When we've talked about this before, one of the things our experts emphasized was the importance of storing water. Southern California takes the majority of its water from faraway resources, so in the event of a major disaster, the area would likely be cut off from its water source.

Because April is earthquake preparedness month, we thought we'd turn to an expert on what to do in an emergency -- someone's who's all about preparing for the worst-case scenario.

Christopher Nyerges has been teaching survival preparedness in L.A. for over 40 years. Whether it's the big one, or if you just want to get ready in case there's another drought, Nyerges has a few tips on how to improve and store up your own water supply.

Storing water 101

Pro-tip: Christopher recommends using the plastic containers that house carbonated water. "I specifically save those because those will last up to five or six years before springing a leak," he says.

Debunking an old myth: "People used to suggest adding chlorine to your water if you're going to store water if you're worried about an earthquake," said Nyerges, "You already have it in your tap water." The only reason you'd add chlorine because it might develop algae in a few years time. It's not toxic, it's just a natural occurrence.

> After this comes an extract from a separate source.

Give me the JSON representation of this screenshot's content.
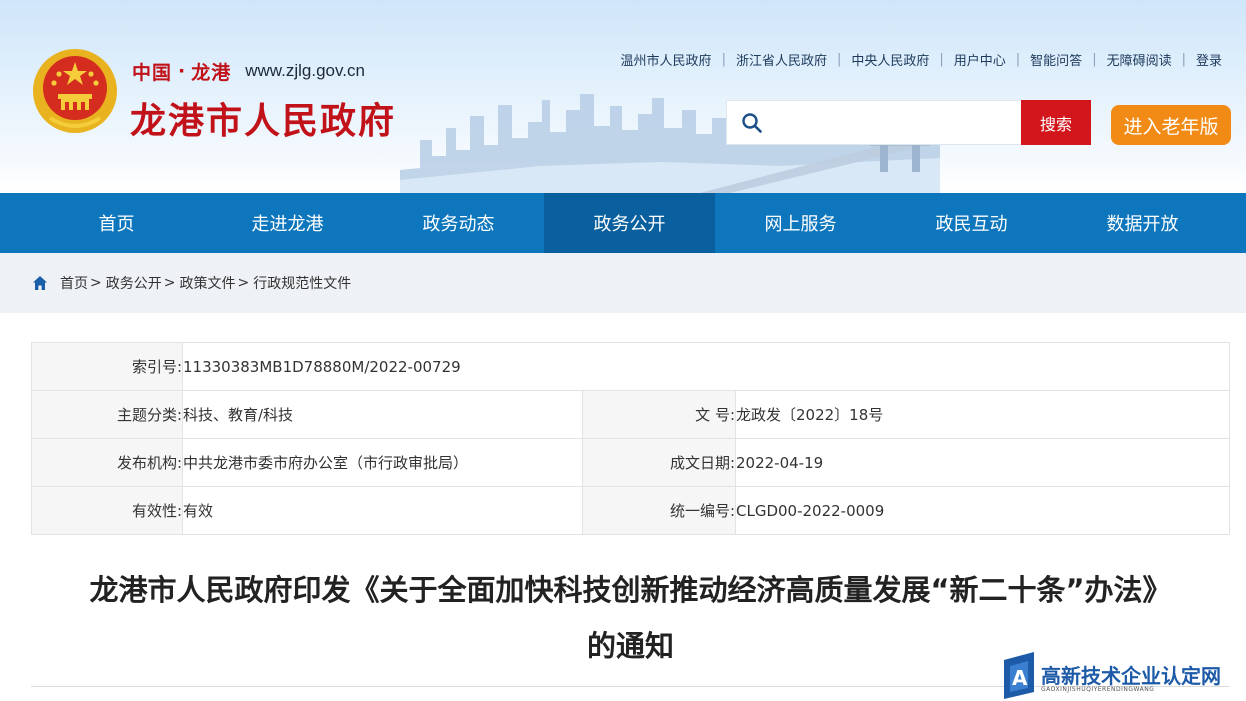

Take control as an individual

Litmus test—Nyerges also recommends testing the acidity of rain collected, especially if you plan to use it for drinking. However, if it's strictly for the yard it doesn't matter.

Pro-tip: When it comes to collecting rainwater, Nyergest has often encouraged people to paint their roofs white. "There's a liquid rubber product that building supply places sell. It's for RV's, typically to make it cooler..."

When using this product, the rainwater slides off the rubber roof and doesn't collect the grime and dirt one may get on regular types of roofs.

Some other simple tips: